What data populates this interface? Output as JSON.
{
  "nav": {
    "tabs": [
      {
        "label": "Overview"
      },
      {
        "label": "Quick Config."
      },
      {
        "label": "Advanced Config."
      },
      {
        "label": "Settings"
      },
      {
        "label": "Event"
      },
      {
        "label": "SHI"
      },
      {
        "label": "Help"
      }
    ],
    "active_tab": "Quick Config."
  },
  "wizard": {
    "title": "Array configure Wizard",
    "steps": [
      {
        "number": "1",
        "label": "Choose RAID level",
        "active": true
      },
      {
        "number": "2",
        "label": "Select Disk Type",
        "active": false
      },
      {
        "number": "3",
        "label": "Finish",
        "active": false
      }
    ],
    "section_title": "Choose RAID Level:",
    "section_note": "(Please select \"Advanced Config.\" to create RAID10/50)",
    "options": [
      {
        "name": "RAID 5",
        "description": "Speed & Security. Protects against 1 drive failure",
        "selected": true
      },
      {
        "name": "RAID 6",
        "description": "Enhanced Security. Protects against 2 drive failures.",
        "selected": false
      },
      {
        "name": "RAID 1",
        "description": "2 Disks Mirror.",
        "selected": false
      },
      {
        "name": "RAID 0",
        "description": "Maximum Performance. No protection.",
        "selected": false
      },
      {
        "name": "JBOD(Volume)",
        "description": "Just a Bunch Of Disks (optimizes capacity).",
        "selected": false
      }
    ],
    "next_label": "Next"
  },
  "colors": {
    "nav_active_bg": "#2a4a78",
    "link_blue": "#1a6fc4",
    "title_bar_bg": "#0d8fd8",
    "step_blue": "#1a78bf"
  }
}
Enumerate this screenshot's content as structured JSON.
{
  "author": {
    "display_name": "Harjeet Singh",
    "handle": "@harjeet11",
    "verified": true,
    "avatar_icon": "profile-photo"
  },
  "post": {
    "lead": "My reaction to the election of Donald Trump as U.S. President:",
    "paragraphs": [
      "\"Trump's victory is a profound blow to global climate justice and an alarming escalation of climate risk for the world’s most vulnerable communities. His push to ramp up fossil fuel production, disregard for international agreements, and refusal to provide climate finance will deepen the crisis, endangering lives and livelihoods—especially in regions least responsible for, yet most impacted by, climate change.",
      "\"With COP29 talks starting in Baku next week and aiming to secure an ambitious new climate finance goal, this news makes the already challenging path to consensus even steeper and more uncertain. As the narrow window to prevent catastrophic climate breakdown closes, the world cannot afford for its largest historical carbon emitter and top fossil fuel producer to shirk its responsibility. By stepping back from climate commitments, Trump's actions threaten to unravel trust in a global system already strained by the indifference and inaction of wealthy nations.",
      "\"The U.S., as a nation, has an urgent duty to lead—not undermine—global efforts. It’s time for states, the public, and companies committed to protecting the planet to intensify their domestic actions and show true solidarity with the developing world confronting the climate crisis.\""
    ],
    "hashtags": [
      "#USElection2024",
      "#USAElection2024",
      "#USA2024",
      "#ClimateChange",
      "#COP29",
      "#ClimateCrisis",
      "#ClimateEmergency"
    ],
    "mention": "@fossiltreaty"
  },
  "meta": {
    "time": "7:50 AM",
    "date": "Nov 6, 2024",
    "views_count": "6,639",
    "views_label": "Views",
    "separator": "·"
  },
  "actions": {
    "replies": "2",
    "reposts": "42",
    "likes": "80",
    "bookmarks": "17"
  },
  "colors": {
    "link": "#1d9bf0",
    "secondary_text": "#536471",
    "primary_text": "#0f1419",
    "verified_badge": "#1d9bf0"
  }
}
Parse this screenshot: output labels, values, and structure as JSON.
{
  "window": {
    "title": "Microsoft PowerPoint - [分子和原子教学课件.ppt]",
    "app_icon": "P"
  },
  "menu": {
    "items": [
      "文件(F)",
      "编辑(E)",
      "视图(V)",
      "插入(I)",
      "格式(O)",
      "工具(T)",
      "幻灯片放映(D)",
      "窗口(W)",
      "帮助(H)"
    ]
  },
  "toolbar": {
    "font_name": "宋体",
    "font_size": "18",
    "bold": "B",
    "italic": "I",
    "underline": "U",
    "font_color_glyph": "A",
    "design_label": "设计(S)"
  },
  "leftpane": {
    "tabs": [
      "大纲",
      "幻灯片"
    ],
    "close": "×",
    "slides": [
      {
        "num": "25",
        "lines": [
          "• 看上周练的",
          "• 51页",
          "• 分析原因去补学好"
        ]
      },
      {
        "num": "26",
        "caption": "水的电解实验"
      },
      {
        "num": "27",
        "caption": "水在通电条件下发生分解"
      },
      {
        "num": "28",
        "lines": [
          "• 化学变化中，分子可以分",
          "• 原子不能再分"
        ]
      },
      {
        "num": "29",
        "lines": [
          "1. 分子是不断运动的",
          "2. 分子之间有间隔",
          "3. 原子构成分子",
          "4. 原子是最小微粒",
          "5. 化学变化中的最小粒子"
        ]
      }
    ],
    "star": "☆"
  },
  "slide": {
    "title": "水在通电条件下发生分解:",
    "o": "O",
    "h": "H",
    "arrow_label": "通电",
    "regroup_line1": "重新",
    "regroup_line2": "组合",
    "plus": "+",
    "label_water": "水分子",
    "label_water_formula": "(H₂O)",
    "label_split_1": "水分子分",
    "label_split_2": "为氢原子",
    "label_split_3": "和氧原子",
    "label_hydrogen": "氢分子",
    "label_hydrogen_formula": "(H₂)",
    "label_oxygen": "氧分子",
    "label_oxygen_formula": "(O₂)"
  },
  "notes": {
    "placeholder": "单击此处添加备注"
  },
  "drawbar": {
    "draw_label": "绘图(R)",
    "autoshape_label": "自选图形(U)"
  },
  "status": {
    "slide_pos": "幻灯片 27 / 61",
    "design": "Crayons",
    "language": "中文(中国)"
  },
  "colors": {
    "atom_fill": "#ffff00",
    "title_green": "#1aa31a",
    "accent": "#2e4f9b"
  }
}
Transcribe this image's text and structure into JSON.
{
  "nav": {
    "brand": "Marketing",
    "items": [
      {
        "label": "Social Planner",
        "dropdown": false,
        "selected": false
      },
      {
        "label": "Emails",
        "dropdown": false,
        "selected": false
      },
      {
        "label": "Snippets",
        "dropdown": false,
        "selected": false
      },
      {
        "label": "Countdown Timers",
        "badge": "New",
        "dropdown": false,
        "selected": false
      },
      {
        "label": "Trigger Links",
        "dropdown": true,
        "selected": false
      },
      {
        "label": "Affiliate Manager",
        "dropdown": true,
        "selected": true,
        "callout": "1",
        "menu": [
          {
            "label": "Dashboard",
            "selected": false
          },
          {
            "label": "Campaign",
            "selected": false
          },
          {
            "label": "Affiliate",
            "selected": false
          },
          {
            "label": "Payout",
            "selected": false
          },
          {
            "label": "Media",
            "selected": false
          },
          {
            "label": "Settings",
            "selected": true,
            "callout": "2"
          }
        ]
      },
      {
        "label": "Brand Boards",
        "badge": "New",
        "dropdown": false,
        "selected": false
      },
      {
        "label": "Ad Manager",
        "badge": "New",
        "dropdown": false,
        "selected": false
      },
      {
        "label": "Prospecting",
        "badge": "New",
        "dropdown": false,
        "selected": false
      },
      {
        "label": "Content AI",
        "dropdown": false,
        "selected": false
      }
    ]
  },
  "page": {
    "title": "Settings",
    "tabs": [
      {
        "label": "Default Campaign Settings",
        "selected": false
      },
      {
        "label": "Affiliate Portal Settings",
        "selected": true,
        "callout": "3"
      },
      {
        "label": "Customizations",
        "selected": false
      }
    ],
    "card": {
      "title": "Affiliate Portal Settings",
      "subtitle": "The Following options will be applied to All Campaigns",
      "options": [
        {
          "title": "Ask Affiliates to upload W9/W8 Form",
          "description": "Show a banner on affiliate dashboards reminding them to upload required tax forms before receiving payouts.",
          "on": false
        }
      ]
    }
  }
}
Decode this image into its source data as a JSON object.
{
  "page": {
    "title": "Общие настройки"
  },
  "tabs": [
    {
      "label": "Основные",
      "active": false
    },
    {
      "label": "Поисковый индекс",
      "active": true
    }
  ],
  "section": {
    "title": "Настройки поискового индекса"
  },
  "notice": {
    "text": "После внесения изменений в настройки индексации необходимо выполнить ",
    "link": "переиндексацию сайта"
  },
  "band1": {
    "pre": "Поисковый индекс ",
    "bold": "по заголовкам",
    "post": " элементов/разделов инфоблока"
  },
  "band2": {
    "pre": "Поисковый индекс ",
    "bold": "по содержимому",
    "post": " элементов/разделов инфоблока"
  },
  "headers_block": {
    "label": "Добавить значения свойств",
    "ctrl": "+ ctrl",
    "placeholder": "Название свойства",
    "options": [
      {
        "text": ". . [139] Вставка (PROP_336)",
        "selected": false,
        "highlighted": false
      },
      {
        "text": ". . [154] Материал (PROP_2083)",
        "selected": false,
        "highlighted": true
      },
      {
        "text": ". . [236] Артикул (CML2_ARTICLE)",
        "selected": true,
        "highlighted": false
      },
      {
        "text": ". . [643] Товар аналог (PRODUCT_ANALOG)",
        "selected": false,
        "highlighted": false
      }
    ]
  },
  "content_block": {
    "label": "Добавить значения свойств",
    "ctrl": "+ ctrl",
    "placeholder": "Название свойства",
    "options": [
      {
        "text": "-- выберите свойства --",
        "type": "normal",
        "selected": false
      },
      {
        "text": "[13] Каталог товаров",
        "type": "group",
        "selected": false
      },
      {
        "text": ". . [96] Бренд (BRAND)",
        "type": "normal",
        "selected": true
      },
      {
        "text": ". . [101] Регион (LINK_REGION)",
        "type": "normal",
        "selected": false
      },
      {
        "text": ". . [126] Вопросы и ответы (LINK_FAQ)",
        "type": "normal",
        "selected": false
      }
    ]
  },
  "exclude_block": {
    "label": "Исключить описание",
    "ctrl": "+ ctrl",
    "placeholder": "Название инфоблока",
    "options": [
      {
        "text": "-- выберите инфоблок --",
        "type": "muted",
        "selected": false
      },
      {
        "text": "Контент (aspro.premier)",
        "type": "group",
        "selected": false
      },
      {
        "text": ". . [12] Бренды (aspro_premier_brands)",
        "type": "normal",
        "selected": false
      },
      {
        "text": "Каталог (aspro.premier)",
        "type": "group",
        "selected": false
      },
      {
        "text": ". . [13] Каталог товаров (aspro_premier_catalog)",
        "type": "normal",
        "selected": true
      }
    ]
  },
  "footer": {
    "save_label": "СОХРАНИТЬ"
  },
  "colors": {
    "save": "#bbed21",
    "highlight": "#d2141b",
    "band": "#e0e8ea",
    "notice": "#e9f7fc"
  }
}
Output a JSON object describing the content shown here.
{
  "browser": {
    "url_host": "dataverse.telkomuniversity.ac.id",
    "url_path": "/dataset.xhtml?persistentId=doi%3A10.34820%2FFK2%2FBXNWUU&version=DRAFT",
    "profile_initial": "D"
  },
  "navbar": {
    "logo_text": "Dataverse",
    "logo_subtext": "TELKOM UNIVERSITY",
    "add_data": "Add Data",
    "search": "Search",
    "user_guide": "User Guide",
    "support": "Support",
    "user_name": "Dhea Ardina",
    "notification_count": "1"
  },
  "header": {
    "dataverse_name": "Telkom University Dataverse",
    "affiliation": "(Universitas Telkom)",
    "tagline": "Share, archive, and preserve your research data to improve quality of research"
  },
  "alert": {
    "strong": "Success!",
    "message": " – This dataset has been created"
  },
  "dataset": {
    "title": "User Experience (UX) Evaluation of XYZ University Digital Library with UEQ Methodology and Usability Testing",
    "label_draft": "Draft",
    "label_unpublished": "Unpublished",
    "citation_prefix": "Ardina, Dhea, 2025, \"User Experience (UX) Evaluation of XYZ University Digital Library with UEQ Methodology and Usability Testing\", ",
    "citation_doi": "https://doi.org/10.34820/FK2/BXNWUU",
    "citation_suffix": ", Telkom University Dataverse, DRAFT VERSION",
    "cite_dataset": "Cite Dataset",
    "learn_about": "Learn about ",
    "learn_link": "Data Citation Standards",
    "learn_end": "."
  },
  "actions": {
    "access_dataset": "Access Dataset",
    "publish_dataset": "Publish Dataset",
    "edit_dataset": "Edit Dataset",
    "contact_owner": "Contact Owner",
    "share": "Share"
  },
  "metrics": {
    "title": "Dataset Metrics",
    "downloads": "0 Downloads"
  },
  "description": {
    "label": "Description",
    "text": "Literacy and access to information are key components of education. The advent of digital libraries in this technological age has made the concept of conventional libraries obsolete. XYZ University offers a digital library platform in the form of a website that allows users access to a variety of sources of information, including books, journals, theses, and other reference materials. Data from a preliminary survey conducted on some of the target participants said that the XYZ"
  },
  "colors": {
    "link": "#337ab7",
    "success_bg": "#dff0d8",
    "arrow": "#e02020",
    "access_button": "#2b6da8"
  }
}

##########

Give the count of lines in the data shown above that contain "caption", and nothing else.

2